TO DO
Your reply should be made up of every line in the records below that holds the string "Screening".

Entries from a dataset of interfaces
+++++
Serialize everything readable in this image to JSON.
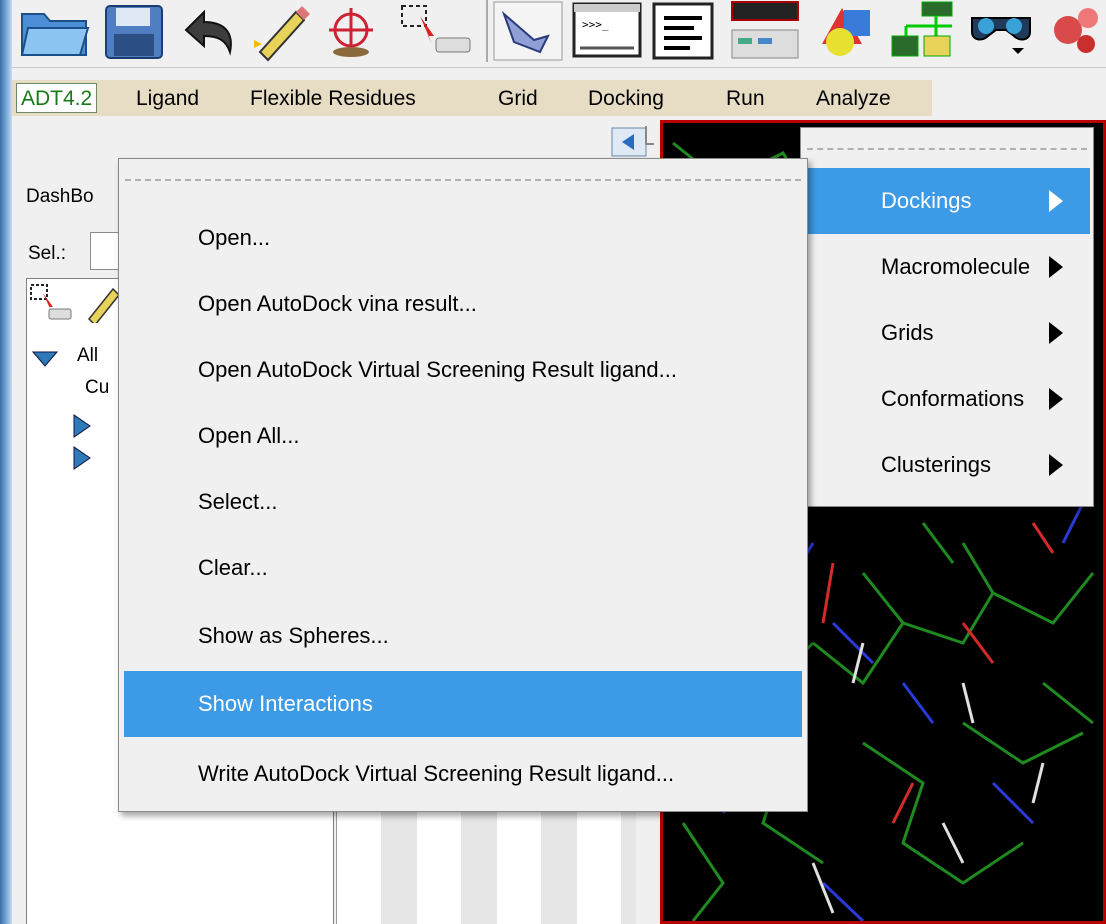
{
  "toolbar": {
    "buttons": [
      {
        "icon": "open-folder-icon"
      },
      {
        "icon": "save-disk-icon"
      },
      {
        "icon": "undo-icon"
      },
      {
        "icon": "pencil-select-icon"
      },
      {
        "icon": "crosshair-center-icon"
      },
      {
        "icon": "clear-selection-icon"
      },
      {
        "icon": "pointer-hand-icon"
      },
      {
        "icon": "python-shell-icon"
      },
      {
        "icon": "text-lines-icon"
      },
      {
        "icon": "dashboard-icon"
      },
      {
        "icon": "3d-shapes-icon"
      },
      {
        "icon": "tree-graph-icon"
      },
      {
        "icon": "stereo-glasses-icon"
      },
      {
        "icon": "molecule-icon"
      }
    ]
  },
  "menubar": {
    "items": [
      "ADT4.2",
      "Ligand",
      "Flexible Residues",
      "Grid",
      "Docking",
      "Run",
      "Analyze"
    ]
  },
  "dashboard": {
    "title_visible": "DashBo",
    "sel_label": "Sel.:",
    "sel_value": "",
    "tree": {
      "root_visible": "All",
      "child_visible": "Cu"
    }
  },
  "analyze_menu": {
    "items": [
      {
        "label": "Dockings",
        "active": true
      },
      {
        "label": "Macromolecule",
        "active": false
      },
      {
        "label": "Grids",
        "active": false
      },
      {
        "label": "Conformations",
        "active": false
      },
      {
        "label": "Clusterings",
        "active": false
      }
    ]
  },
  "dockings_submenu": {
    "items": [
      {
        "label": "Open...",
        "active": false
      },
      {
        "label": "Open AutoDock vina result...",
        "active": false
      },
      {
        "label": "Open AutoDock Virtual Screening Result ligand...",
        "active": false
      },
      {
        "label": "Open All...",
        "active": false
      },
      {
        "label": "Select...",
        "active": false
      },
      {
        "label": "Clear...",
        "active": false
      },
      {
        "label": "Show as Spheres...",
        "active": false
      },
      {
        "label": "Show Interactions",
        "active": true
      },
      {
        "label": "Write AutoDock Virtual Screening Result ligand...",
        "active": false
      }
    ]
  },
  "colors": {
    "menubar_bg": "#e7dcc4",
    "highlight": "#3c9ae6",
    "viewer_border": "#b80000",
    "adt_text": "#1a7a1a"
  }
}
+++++
ANSWER SECTION
        "label": "Open AutoDock Virtual Screening Result ligand...",
        "label": "Write AutoDock Virtual Screening Result ligand...",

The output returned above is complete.